“I am so thrilled to be able to pass the leadership mantle to such a visionary change-maker as Mandisa,” said Hanssens. “We have been in conversation about this for a number of months, and Mandisa will continue to be involved in all aspects of the transition process. We believe this approach is both innovative and exactly what is needed. I am looking forward to continued work with Mandisa and to seeing where she leads us in this next stage of CHLP’s evolution. Mandisa is exactly the right leader at the right time – incredibly smart, wise, brave and dedicated to real systemic change that people can see and benefit from.”
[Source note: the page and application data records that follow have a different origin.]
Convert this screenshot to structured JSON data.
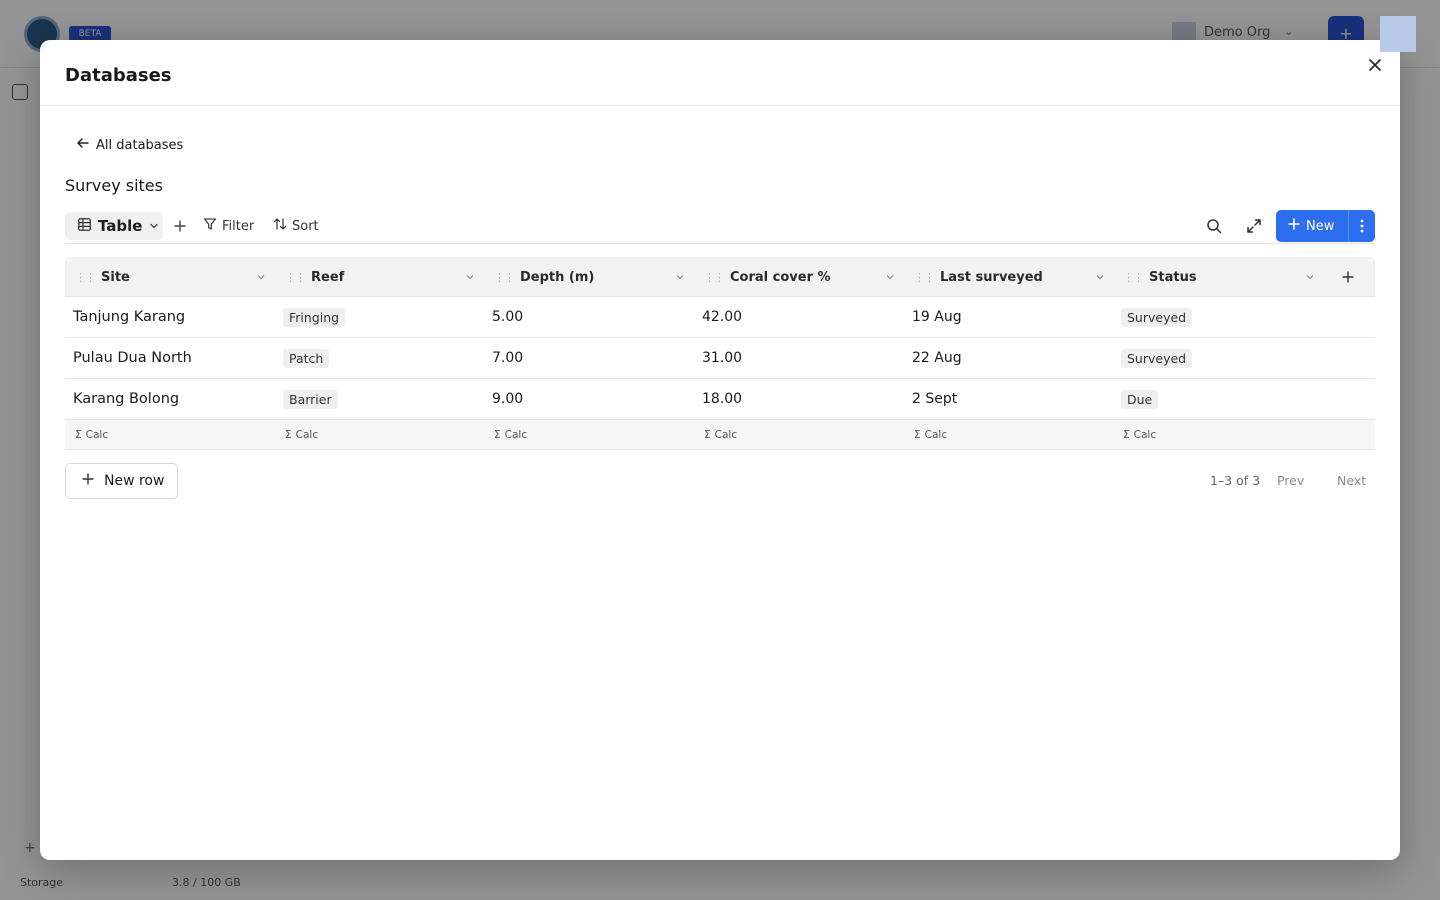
{
  "background": {
    "beta_badge": "BETA",
    "org_name": "Demo Org",
    "storage_label": "Storage",
    "storage_value": "3.8 / 100 GB"
  },
  "modal": {
    "title": "Databases",
    "back_label": "All databases",
    "database_title": "Survey sites"
  },
  "toolbar": {
    "view_label": "Table",
    "filter_label": "Filter",
    "sort_label": "Sort",
    "new_label": "New"
  },
  "table": {
    "columns": [
      "Site",
      "Reef",
      "Depth (m)",
      "Coral cover %",
      "Last surveyed",
      "Status"
    ],
    "rows": [
      {
        "site": "Tanjung Karang",
        "reef": "Fringing",
        "depth": "5.00",
        "coral_cover": "42.00",
        "last_surveyed": "19 Aug",
        "status": "Surveyed"
      },
      {
        "site": "Pulau Dua North",
        "reef": "Patch",
        "depth": "7.00",
        "coral_cover": "31.00",
        "last_surveyed": "22 Aug",
        "status": "Surveyed"
      },
      {
        "site": "Karang Bolong",
        "reef": "Barrier",
        "depth": "9.00",
        "coral_cover": "18.00",
        "last_surveyed": "2 Sept",
        "status": "Due"
      }
    ],
    "calc_label": "Calc"
  },
  "footer": {
    "new_row_label": "New row",
    "page_count": "1–3 of 3",
    "prev_label": "Prev",
    "next_label": "Next"
  },
  "colors": {
    "accent": "#2d6ef0",
    "overlay": "rgba(0,0,0,0.42)"
  }
}
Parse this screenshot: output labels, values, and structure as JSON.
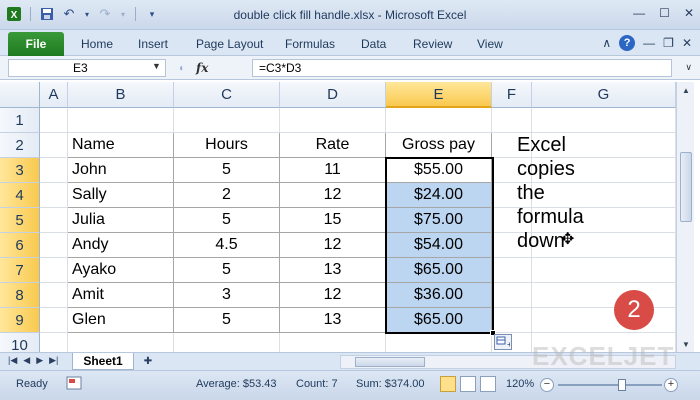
{
  "window": {
    "title": "double click fill handle.xlsx  -  Microsoft Excel"
  },
  "ribbon": {
    "file_label": "File",
    "tabs": [
      "Home",
      "Insert",
      "Page Layout",
      "Formulas",
      "Data",
      "Review",
      "View"
    ]
  },
  "formula_bar": {
    "name_box": "E3",
    "fx_label": "fx",
    "formula": "=C3*D3"
  },
  "columns": [
    "A",
    "B",
    "C",
    "D",
    "E",
    "F",
    "G"
  ],
  "selected_column": "E",
  "rows": [
    "1",
    "2",
    "3",
    "4",
    "5",
    "6",
    "7",
    "8",
    "9",
    "10"
  ],
  "selected_rows": [
    "3",
    "4",
    "5",
    "6",
    "7",
    "8",
    "9"
  ],
  "table": {
    "headers": [
      "Name",
      "Hours",
      "Rate",
      "Gross pay"
    ],
    "rows": [
      [
        "John",
        "5",
        "11",
        "$55.00"
      ],
      [
        "Sally",
        "2",
        "12",
        "$24.00"
      ],
      [
        "Julia",
        "5",
        "15",
        "$75.00"
      ],
      [
        "Andy",
        "4.5",
        "12",
        "$54.00"
      ],
      [
        "Ayako",
        "5",
        "13",
        "$65.00"
      ],
      [
        "Amit",
        "3",
        "12",
        "$36.00"
      ],
      [
        "Glen",
        "5",
        "13",
        "$65.00"
      ]
    ]
  },
  "note": {
    "line1": "Excel copies",
    "line2": "the formula",
    "line3": "down"
  },
  "badge": "2",
  "sheet_tabs": [
    "Sheet1"
  ],
  "watermark": "EXCELJET",
  "status_bar": {
    "mode": "Ready",
    "average": "Average: $53.43",
    "count": "Count: 7",
    "sum": "Sum: $374.00",
    "zoom": "120%",
    "zoom_level": 0.62
  },
  "colors": {
    "selection_fill": "#bcd6f2",
    "header_selected": "#f9c94f",
    "file_tab": "#1f7a1f",
    "badge": "#d84b47"
  }
}
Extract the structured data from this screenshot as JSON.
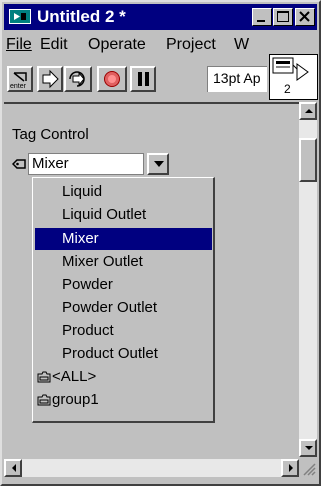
{
  "window": {
    "title": "Untitled 2 *"
  },
  "menubar": {
    "file": "File",
    "edit": "Edit",
    "operate": "Operate",
    "project": "Project",
    "partial": "W"
  },
  "toolbar": {
    "enter_label": "enter",
    "font_value": "13pt Ap"
  },
  "vi_icon": {
    "number": "2"
  },
  "panel": {
    "tag_control_label": "Tag Control",
    "tag_value": "Mixer",
    "dropdown_items": [
      "Liquid",
      "Liquid Outlet",
      "Mixer",
      "Mixer Outlet",
      "Powder",
      "Powder Outlet",
      "Product",
      "Product Outlet",
      "<ALL>",
      "group1"
    ],
    "selected_item": "Mixer"
  },
  "colors": {
    "title_bar": "#000080",
    "selection": "#000080",
    "face": "#c0c0c0"
  },
  "icons": [
    "labview-app-icon",
    "minimize-icon",
    "maximize-icon",
    "close-icon",
    "run-arrow-icon",
    "run-continuous-icon",
    "abort-icon",
    "pause-icon",
    "tag-icon",
    "folder-icon",
    "dropdown-arrow-icon"
  ]
}
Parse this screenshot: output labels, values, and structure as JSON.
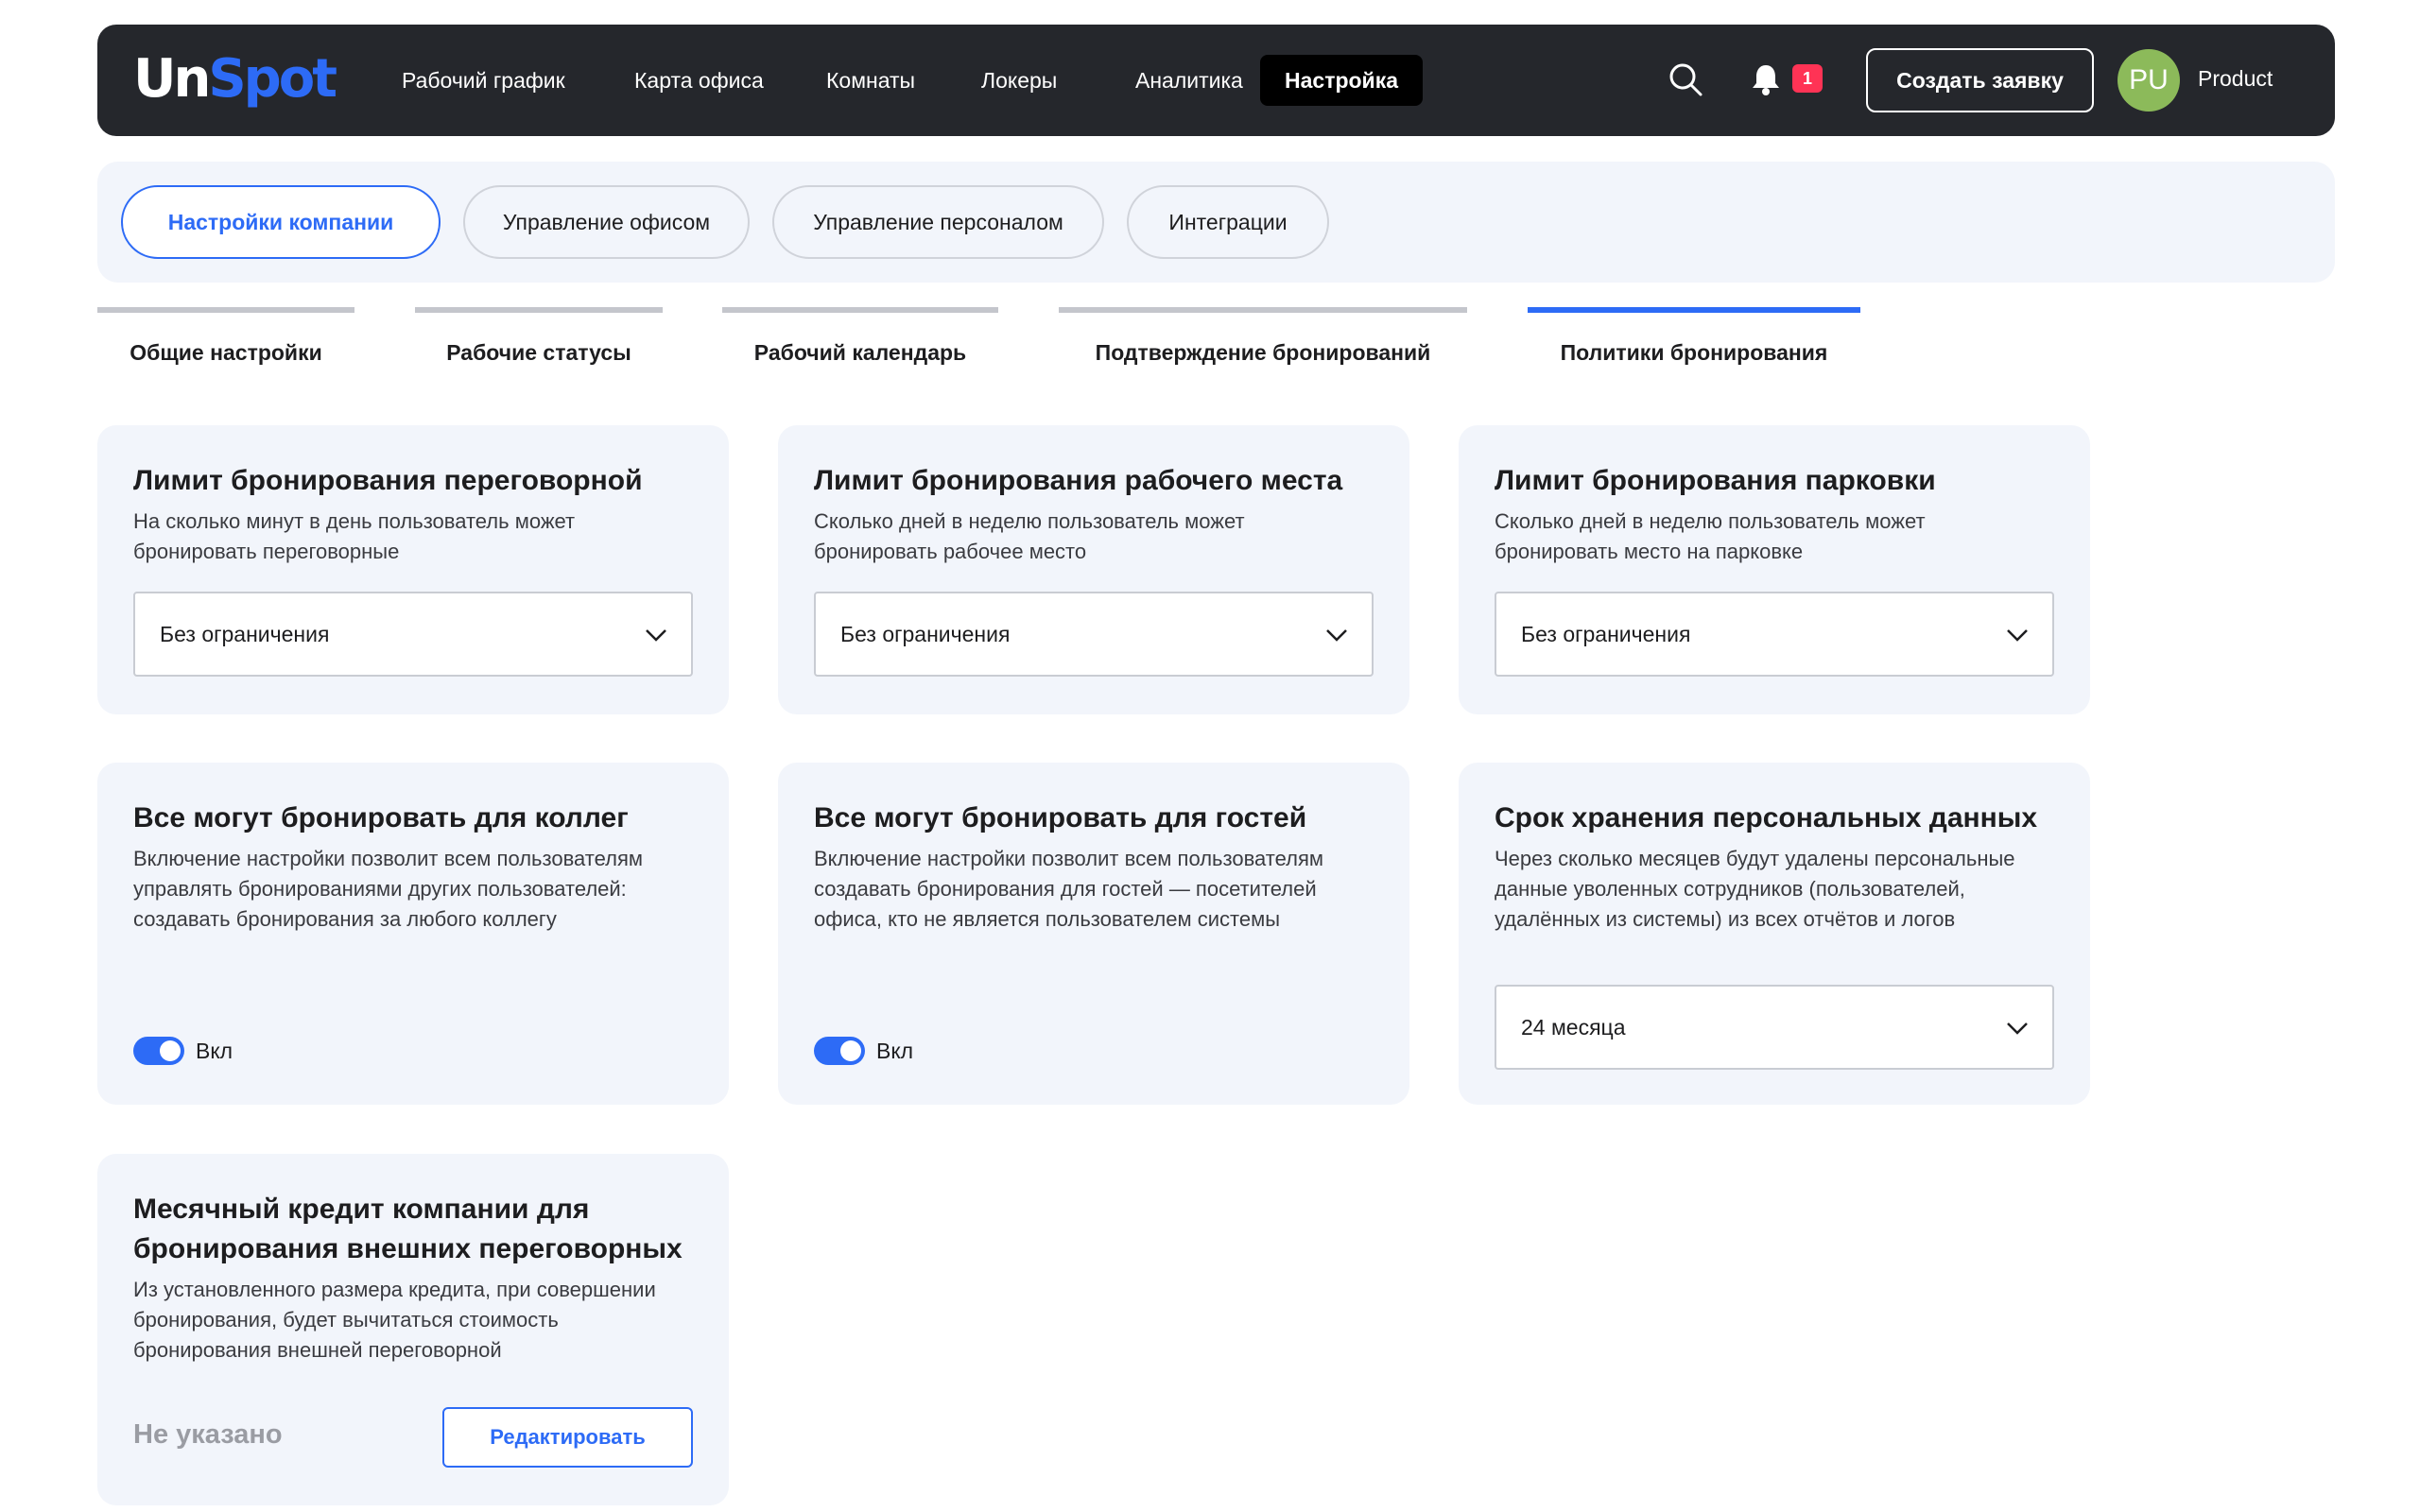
{
  "header": {
    "logo_un": "Un",
    "logo_spot": "Spot",
    "nav": [
      {
        "label": "Рабочий график"
      },
      {
        "label": "Карта офиса"
      },
      {
        "label": "Комнаты"
      },
      {
        "label": "Локеры"
      },
      {
        "label": "Аналитика"
      },
      {
        "label": "Настройка",
        "active": true
      }
    ],
    "notification_count": "1",
    "create_button": "Создать заявку",
    "avatar_initials": "PU",
    "user_name": "Product"
  },
  "settings_tabs": [
    {
      "label": "Настройки компании",
      "active": true
    },
    {
      "label": "Управление офисом"
    },
    {
      "label": "Управление персоналом"
    },
    {
      "label": "Интеграции"
    }
  ],
  "sub_tabs": [
    {
      "label": "Общие настройки"
    },
    {
      "label": "Рабочие статусы"
    },
    {
      "label": "Рабочий календарь"
    },
    {
      "label": "Подтверждение бронирований"
    },
    {
      "label": "Политики бронирования",
      "active": true
    }
  ],
  "cards": {
    "meeting_limit": {
      "title": "Лимит бронирования переговорной",
      "desc": "На сколько минут в день пользователь может бронировать переговорные",
      "value": "Без ограничения"
    },
    "desk_limit": {
      "title": "Лимит бронирования рабочего места",
      "desc": "Сколько дней в неделю пользователь может бронировать рабочее место",
      "value": "Без ограничения"
    },
    "parking_limit": {
      "title": "Лимит бронирования парковки",
      "desc": "Сколько дней в неделю пользователь может бронировать место на парковке",
      "value": "Без ограничения"
    },
    "book_for_colleagues": {
      "title": "Все могут бронировать для коллег",
      "desc": "Включение настройки позволит всем пользователям управлять бронированиями других пользователей: создавать бронирования за любого коллегу",
      "toggle_label": "Вкл",
      "enabled": true
    },
    "book_for_guests": {
      "title": "Все могут бронировать для гостей",
      "desc": "Включение настройки позволит всем пользователям создавать бронирования для гостей — посетителей офиса, кто не является пользователем системы",
      "toggle_label": "Вкл",
      "enabled": true
    },
    "data_retention": {
      "title": "Срок хранения персональных данных",
      "desc": "Через сколько месяцев будут удалены персональные данные уволенных сотрудников (пользователей, удалённых из системы) из всех отчётов и логов",
      "value": "24 месяца"
    },
    "monthly_credit": {
      "title": "Месячный кредит компании для бронирования внешних переговорных",
      "desc": "Из установленного размера кредита, при совершении бронирования, будет вычитаться стоимость бронирования внешней переговорной",
      "value": "Не указано",
      "edit_button": "Редактировать"
    }
  },
  "colors": {
    "accent": "#2d6bf6",
    "topbar": "#25272c",
    "card_bg": "#f2f5fb",
    "badge": "#ff3355",
    "avatar": "#8cba5a"
  }
}
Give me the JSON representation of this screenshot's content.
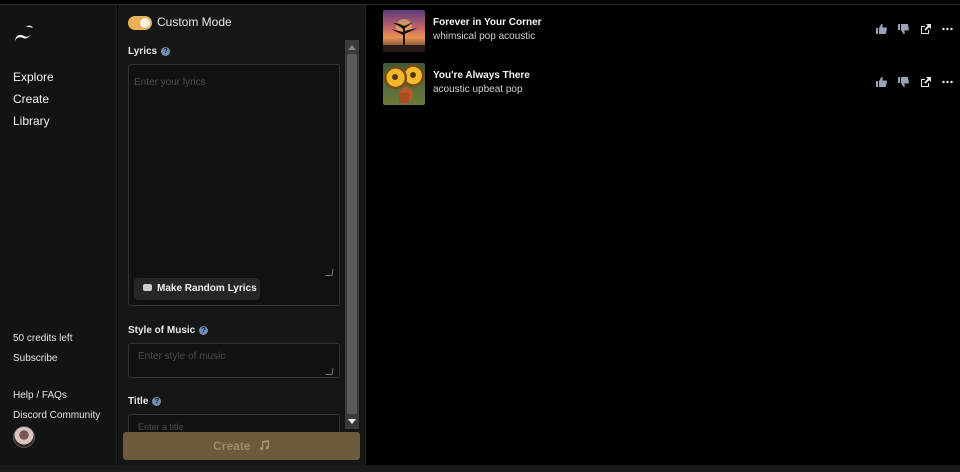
{
  "sidebar": {
    "nav": [
      {
        "label": "Explore"
      },
      {
        "label": "Create"
      },
      {
        "label": "Library"
      }
    ],
    "credits": "50 credits left",
    "subscribe": "Subscribe",
    "help": "Help / FAQs",
    "discord": "Discord Community"
  },
  "panel": {
    "mode_label": "Custom Mode",
    "custom_mode_on": true,
    "lyrics_label": "Lyrics",
    "lyrics_placeholder": "Enter your lyrics",
    "random_lyrics_button": "Make Random Lyrics",
    "style_label": "Style of Music",
    "style_placeholder": "Enter style of music",
    "title_label": "Title",
    "title_placeholder": "Enter a title",
    "create_button": "Create",
    "help_glyph": "?"
  },
  "songs": [
    {
      "title": "Forever in Your Corner",
      "tags": "whimsical pop acoustic"
    },
    {
      "title": "You're Always There",
      "tags": "acoustic upbeat pop"
    }
  ],
  "colors": {
    "accent": "#e9b25a",
    "create_button_bg": "#6b5a3b",
    "background": "#000000"
  }
}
In the coming months, Moore-O’Neal will be winding down her practice and consulting on CHLP’s work and strategic planning before formally taking over as Executive Director. “I am truly honored to lead this next phase of CHLP,” said Moore-O’Neal. “I am excited to bring my more than 16 years of Deep Southern grassroots organizing, base building and advocacy to an organization I’ve admired and respected for quite some time. CHLP has always centered a bold political analysis that expands our collective understanding of systemic oppression against people living with HIV while simultaneously leading the strategies to remedy the oppression. I came to know CHLP as a formative partner in our statewide work. Now is the political moment for continued transformative and accountable leadership and that is what I will carry forward. I am grateful to have the support of Catherine as Chief Strategy Advisor as we move forward with this transition.”
CHLP fights stigma and discrimination at the intersection of HIV, race, health status, disability, class, sexuality and gender identity and expression, with a focus on criminal and public health systems. As part of this work, we support movement building that amplifies the power of individuals and communities to mobilize for change rooted in racial, gender and economic justice. We do this through legal advocacy, high-impact policy initiatives, and creation of cross-issue partnerships, networks, and resources.